Skip to main content

Concerning levels of food insecurity in the pastoral areas of the Sahel and the Lake Chad Basin

  • Key Message Update
  • West Africa
  • May 2018
Concerning levels of food insecurity in the pastoral areas of the Sahel and the Lake Chad Basin

Download the Report

  • Key Messages
  • Key Messages
    • Markets are sufficiently stocked in most of the region but are below average levels in many countries due to localized deficits and traders holding food stocks. Market demand is seasonally high, and often higher than average. Local cereal prices are slightly above average and will likely remain at this level until the lean season. Deficits in livestock pastureland in addition to the continuing decrease in exports to Nigeria continues to affect the terms of trade for livestock/cereals, a disadvantage to pastoralists.

    • Land preparation for the 2018/2019 agricultural season have started in the Sudanian and Sahelian zones. Rainfall forecasts published in May for June to September 2018 by the regional meteorological centers indicate higher than average rainfall totals in most all the agropastoral areas of the Sahelian countries except from central Mauritania to Chad. Similar conditions are expected in northern Benin, Togo, Nigeria and the extreme north of Cameroon. In the coastal countries, rainfall totals may be average to below-average in the south of Guinea, Sierra Leone, Liberia (except the southeast), and the west of Cote d’Ivoire. In the coastal areas of Senegal, Gambia and Guinea Bissau rainfall totals may be near average.

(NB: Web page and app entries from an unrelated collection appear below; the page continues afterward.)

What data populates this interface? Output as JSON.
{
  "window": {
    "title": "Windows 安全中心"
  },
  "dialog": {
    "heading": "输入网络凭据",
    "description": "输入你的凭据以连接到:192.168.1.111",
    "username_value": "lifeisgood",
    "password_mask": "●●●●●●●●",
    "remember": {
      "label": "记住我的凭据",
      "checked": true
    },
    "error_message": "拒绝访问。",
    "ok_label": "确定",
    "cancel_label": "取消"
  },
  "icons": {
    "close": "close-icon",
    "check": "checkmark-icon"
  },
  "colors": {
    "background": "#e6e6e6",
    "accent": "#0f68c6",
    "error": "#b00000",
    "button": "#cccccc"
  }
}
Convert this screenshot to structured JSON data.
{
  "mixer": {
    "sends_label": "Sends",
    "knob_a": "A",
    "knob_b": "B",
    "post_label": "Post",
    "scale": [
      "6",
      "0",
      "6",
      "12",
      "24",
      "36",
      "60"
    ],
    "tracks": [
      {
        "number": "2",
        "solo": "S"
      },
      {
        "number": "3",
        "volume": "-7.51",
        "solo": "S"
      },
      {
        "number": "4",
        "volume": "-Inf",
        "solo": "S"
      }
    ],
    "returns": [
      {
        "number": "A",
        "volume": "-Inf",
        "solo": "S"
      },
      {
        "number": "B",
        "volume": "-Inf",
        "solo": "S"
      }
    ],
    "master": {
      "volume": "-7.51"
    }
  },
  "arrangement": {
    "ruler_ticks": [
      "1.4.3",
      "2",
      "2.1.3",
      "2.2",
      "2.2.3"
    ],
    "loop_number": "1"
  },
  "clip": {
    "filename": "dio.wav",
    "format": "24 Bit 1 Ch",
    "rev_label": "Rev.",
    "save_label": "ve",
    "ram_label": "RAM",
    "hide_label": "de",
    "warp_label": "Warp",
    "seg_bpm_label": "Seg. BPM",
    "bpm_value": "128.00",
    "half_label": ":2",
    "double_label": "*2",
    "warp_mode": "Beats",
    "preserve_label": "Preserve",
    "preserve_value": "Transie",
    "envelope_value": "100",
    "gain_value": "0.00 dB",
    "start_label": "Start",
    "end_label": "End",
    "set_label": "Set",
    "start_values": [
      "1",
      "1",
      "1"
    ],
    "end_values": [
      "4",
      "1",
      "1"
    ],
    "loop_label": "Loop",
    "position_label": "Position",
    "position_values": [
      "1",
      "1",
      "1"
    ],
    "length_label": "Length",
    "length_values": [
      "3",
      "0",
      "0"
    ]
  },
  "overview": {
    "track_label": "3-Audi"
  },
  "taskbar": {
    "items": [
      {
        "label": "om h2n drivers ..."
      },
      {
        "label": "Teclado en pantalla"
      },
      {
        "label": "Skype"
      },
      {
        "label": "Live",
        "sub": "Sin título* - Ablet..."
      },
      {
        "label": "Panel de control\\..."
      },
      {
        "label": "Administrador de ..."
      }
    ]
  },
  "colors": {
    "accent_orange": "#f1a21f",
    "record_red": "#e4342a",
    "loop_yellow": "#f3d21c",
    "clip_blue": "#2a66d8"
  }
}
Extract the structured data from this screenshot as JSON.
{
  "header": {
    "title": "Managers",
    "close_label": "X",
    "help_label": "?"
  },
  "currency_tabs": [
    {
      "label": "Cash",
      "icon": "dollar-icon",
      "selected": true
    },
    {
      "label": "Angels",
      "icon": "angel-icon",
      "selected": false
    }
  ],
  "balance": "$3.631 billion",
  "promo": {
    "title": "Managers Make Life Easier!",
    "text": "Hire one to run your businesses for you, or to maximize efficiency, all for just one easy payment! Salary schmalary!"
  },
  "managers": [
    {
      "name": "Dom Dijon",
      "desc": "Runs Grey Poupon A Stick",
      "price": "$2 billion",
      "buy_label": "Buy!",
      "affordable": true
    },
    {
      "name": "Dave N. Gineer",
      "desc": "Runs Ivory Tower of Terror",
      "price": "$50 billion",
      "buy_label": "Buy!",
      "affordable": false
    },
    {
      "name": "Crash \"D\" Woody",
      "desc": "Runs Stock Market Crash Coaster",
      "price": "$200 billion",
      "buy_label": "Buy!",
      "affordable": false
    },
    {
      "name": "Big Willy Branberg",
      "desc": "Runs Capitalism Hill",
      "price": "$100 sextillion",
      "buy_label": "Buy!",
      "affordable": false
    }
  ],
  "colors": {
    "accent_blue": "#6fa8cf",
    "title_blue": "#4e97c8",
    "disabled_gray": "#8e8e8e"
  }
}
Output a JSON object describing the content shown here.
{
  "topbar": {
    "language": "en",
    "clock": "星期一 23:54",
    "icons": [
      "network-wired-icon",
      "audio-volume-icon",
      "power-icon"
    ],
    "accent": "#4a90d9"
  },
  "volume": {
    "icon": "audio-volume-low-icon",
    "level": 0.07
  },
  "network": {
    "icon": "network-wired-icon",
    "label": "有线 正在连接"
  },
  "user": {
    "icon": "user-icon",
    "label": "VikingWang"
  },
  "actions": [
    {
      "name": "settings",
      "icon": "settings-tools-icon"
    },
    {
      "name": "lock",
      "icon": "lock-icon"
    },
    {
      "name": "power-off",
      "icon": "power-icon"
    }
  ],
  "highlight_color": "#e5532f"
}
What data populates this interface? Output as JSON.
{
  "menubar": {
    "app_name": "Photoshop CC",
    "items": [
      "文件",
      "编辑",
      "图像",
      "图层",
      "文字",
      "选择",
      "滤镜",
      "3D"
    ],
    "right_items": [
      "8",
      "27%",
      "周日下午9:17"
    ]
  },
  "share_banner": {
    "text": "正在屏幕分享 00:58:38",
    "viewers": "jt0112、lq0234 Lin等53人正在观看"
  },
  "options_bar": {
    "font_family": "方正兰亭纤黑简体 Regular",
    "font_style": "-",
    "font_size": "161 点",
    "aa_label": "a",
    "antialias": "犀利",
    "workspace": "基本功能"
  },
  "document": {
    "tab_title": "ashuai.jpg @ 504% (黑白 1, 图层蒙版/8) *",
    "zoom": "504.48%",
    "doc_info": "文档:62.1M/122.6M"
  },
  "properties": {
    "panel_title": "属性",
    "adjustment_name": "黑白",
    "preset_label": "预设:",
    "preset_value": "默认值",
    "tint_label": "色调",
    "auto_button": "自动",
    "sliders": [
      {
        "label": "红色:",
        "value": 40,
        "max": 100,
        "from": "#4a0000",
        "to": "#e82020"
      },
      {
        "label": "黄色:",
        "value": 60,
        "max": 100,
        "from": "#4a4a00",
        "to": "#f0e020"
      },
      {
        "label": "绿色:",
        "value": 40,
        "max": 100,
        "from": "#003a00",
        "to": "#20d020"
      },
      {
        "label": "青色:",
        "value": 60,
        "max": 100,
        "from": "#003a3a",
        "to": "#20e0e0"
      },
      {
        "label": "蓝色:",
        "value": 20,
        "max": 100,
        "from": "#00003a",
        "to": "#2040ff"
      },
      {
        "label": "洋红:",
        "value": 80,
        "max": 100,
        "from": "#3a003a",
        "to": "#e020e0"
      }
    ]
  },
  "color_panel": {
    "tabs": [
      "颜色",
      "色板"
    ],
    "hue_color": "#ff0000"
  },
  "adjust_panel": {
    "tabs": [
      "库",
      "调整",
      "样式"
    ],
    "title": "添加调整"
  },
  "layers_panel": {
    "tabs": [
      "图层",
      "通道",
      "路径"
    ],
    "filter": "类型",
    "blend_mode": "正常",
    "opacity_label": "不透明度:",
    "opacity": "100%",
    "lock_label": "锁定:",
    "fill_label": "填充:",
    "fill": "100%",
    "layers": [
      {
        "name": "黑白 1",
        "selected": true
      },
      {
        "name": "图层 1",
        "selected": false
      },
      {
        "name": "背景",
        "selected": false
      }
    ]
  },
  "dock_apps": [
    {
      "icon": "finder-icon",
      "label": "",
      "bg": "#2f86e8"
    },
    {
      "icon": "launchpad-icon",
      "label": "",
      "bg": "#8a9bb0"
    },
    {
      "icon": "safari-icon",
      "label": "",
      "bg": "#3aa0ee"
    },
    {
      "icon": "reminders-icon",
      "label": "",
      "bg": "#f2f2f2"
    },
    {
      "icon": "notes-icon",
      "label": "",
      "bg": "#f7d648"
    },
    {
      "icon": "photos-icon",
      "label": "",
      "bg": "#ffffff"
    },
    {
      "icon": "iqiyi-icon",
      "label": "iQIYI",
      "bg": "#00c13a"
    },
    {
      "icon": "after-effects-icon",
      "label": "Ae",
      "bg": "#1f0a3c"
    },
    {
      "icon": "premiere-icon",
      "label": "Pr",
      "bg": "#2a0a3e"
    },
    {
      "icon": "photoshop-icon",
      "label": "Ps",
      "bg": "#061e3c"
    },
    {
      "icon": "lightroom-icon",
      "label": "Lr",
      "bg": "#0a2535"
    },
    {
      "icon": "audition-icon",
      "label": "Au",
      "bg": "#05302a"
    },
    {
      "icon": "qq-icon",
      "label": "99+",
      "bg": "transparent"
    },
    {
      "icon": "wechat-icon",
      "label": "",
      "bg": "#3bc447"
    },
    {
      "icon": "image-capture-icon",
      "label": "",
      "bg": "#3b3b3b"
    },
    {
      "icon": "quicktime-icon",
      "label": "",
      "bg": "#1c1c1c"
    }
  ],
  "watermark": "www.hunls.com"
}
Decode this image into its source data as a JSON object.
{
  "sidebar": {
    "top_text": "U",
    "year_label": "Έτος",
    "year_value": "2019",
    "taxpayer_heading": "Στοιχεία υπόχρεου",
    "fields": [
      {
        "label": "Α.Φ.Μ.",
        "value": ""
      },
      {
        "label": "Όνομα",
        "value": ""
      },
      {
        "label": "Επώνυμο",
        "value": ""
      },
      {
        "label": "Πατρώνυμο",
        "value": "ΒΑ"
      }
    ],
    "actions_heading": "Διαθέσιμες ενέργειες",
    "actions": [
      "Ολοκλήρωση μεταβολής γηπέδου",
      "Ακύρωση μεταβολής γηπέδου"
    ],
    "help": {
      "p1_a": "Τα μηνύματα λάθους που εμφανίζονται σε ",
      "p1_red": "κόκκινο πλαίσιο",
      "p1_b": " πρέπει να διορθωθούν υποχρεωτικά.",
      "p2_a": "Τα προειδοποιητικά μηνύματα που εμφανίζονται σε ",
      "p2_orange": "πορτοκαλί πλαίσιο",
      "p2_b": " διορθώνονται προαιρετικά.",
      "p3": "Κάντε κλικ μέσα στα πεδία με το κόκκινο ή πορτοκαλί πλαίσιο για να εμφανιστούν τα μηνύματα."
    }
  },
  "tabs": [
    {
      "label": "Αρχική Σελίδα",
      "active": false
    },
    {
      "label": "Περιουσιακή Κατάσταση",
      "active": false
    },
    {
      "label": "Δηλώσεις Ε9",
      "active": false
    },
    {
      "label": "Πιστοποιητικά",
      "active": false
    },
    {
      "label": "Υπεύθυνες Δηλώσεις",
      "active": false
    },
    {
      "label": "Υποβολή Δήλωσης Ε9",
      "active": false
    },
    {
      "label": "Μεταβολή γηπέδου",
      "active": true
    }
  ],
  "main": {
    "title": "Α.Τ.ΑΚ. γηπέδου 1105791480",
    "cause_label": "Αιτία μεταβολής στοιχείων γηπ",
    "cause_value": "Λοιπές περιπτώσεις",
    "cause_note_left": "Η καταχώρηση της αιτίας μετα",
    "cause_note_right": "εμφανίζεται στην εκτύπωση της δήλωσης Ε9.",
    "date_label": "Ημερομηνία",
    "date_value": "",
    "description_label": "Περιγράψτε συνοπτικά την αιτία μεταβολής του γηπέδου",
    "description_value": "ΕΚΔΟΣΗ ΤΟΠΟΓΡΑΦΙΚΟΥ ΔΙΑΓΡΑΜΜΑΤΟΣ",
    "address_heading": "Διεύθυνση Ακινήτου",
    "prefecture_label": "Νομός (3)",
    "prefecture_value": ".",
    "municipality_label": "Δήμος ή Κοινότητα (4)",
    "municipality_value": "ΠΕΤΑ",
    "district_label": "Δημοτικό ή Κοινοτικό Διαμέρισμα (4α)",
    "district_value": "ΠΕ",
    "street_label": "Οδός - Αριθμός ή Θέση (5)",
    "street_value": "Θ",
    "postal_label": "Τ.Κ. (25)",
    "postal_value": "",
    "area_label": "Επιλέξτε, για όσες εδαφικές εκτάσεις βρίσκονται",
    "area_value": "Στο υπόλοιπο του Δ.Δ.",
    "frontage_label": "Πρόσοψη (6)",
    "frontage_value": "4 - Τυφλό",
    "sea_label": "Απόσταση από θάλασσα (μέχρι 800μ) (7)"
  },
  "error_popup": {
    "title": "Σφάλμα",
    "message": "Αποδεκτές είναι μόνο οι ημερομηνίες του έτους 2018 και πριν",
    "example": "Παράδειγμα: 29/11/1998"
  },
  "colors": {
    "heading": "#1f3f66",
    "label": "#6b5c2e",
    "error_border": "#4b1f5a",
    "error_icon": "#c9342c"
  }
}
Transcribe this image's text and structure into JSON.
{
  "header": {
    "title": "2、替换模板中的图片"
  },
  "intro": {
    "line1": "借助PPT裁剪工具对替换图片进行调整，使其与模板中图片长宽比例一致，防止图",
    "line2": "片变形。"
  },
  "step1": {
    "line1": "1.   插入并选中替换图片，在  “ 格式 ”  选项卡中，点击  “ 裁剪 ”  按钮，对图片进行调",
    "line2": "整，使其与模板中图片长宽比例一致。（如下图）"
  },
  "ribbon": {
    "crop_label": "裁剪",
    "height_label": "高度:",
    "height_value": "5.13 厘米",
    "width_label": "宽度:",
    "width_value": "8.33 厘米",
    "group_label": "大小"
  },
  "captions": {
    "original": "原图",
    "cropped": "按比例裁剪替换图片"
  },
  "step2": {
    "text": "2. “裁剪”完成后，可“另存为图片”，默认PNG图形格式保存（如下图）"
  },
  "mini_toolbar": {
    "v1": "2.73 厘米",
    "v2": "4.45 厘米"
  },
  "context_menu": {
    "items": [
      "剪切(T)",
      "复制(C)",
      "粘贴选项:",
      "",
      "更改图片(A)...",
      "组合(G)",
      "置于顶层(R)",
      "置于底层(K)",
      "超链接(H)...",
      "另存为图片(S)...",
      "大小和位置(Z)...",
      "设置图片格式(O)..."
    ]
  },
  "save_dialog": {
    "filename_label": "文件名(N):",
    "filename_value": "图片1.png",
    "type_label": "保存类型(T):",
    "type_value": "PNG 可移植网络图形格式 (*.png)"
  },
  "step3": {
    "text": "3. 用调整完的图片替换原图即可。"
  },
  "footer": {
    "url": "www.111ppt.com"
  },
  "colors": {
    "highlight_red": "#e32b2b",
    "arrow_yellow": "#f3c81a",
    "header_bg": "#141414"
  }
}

    • Stressed (IPC Phase 2) food insecurity is affecting poor households in Wadi Fira, Kanem, Barh El Gazel, Batha and Moyen Chari in Chad and the east and west of Mauritania due to poor harvests. It will continue until September in the Goudam Lakes area, the Niger River Delta, the western Sahel and the pastoral areas of Gao and Timbuktu in Mali, the Sahelian region of Burkina Faso, the pastoral areas of Tahoua, Agadez, Zinder, Maradi in Niger, and many other parts of the agricultural and agropastoral areas.

    • Crisis (IPC Phase 3) food insecurity is affecting Diffa region in Niger and the Lake Chad region due to Boko Haram conflict and will remain at this phase until September and will expand to the regions of Wadi Fria, Kanem, Barh El Gazel, Batha and Hadjer-Lamis in Chad were pastoral conditions are concerning. It will also affect CAR due to armed conflict, the extreme north of Cameroon impacted by the Boko Haram conflict, production deficits and atypically high food prices, and the center and west of Mauritania due to loss of crops and pastureland and the significant deterioration of livelihoods that negatively affect consumption for poor households.

    • In Nigeria, despite the general improvement of security conditions and better humanitarian access to populations affected by the conflict, these populations still face Crisis (IPC Phase 3) levels of food insecurity in the north of Yobe and in a large part of Borno, and Emergency (IPC Phase 4) in the north and east of Borno, and in the neighboring areas of the forest of Sambisa (south Borno and Yobe). Security conditions and food security could be worse in the areas that are still inaccessible.

    This Key Message Update provides a high-level analysis of current acute food insecurity conditions and any changes to FEWS NET's latest projection of acute food insecurity outcomes in the specified geography. Learn more here.

    Get the latest food security updates in your inbox Sign up for emails

    The information provided on this Website is not official U.S. Government information and does not represent the views or positions of the U.S. Agency for International Development or the U.S. Government.

    Jump back to top